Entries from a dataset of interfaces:
[Start of Attachment]
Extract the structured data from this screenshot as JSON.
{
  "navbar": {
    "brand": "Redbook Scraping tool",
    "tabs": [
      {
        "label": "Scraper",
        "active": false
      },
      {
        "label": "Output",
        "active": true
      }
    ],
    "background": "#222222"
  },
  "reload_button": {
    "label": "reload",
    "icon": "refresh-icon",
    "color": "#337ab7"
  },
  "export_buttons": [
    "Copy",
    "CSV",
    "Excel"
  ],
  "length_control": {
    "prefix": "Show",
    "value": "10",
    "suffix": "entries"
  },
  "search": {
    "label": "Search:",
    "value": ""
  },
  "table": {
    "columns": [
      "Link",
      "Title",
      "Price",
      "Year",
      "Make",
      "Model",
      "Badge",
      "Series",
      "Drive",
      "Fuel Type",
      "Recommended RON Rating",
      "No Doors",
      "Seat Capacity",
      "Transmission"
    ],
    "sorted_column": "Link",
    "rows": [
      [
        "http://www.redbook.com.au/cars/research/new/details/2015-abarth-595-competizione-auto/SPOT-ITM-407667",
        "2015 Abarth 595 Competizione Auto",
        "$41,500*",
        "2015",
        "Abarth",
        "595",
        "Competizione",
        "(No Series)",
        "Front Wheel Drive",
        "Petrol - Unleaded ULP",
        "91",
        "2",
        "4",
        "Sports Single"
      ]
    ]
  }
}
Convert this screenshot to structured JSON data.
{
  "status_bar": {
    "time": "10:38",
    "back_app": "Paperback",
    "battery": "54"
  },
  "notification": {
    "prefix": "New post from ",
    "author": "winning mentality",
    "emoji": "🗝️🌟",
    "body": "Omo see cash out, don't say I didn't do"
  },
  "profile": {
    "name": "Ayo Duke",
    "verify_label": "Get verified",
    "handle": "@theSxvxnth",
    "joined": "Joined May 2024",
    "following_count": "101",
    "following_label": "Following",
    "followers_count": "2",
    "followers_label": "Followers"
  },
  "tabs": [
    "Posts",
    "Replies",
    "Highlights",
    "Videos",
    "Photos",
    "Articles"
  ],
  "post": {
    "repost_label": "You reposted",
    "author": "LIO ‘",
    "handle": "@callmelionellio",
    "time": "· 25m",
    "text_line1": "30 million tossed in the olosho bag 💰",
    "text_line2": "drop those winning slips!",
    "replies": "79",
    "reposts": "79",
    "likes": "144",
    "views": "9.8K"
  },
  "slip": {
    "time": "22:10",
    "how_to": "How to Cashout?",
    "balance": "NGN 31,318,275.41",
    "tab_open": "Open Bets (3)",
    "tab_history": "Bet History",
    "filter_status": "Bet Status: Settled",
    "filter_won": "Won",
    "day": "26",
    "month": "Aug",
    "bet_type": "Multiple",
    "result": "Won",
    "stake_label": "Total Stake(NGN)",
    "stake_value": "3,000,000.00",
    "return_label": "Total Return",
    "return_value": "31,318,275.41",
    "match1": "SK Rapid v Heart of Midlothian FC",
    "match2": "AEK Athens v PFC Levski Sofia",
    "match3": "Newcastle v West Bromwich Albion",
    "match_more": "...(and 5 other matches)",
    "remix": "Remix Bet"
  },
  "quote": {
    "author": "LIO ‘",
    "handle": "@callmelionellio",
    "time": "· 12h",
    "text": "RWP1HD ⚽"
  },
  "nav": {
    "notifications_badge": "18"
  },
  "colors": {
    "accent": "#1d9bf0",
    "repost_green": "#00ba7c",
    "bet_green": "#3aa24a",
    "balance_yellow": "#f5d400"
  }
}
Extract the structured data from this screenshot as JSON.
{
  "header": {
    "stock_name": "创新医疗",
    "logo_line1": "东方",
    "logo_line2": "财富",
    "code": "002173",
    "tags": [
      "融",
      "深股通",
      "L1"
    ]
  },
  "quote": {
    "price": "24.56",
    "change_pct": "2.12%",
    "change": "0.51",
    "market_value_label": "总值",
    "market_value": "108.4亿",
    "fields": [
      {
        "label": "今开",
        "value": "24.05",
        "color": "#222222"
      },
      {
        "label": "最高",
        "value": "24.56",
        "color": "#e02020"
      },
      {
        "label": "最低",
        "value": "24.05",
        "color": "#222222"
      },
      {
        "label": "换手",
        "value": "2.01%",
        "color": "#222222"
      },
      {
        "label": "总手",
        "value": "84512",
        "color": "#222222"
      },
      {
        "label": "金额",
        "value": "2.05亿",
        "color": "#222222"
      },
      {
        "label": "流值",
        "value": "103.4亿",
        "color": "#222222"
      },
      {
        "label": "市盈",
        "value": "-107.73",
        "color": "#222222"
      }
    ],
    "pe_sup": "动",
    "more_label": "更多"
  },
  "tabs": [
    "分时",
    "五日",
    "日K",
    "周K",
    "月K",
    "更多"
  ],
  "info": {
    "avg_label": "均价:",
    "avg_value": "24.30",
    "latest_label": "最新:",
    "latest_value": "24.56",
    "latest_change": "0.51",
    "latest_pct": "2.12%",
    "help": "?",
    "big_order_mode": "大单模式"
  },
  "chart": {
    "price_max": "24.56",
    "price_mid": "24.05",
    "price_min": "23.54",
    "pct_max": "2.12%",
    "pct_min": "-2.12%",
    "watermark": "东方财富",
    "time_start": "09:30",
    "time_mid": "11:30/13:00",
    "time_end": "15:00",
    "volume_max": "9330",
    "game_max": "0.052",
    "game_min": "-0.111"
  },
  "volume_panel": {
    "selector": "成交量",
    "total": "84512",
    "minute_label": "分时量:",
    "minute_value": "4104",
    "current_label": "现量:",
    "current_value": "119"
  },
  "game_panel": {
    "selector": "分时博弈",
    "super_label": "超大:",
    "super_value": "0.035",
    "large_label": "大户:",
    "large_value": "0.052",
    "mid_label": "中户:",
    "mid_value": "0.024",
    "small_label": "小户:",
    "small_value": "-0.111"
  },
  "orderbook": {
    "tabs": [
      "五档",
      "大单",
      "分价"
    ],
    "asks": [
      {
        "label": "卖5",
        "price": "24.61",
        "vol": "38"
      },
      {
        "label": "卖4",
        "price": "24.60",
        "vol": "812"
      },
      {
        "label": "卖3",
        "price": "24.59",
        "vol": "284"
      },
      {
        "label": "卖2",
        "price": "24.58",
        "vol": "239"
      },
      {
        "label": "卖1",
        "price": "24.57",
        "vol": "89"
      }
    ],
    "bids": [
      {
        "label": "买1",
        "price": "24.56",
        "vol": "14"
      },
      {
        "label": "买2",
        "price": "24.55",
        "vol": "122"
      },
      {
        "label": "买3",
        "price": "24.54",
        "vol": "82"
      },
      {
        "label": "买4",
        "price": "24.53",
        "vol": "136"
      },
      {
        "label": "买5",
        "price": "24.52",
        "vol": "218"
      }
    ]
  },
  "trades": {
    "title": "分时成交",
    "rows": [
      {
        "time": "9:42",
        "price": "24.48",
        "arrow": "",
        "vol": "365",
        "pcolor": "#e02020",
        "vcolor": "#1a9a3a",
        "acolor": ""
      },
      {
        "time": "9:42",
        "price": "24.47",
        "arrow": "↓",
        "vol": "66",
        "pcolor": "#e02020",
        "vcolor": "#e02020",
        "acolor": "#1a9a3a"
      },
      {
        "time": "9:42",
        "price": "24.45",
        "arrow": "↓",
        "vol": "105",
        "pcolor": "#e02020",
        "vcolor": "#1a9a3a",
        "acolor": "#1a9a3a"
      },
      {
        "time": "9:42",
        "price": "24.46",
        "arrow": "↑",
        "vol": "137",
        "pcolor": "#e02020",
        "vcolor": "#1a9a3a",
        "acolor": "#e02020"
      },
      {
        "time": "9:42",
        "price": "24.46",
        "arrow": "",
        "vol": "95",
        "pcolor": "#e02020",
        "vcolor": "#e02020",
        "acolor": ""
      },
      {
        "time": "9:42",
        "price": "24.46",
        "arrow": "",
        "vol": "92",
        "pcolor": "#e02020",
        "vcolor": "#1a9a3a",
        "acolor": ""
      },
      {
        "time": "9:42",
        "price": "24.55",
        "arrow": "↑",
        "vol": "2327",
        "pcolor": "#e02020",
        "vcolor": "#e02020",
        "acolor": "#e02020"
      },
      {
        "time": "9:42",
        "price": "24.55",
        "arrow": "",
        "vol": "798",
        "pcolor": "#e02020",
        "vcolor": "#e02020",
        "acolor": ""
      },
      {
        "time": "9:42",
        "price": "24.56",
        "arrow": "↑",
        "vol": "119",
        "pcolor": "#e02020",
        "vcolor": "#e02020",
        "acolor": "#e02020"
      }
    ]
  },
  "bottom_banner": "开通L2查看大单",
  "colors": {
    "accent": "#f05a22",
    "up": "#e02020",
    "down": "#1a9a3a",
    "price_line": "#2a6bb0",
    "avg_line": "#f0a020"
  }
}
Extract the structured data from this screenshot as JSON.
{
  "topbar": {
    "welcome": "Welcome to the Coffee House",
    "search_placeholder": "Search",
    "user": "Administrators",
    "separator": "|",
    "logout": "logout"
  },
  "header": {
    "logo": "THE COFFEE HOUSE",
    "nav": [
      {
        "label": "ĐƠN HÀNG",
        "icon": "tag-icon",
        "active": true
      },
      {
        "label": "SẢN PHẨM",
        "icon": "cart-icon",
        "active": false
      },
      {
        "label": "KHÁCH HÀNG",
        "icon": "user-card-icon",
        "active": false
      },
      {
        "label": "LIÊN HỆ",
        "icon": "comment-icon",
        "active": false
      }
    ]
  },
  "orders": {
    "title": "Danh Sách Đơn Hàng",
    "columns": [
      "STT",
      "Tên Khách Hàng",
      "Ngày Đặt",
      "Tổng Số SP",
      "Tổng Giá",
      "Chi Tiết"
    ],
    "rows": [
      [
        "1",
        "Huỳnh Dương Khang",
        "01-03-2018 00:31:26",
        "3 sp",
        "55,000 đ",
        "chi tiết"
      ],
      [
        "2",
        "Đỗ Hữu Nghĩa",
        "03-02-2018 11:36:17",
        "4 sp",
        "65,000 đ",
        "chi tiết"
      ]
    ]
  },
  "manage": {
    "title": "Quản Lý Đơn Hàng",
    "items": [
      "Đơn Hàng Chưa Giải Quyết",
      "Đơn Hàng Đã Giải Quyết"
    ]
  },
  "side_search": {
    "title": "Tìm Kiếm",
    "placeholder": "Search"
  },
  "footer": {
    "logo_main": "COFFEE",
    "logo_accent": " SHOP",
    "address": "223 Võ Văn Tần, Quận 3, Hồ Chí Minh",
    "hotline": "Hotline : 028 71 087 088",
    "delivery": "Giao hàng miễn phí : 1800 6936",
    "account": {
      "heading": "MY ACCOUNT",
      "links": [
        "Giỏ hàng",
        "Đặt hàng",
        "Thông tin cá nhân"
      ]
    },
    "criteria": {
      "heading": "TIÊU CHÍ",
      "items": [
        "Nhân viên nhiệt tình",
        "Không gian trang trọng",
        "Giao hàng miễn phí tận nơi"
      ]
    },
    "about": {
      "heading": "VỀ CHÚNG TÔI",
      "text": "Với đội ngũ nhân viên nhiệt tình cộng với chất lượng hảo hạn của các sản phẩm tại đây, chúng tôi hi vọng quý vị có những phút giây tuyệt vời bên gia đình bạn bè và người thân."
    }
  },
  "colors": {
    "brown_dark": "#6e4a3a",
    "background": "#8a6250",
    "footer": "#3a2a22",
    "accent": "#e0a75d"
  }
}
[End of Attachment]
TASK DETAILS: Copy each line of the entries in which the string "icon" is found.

WRITTEN REPLY:
    "icon": "refresh-icon",
        "icon": "tag-icon",
        "icon": "cart-icon",
        "icon": "user-card-icon",
        "icon": "comment-icon",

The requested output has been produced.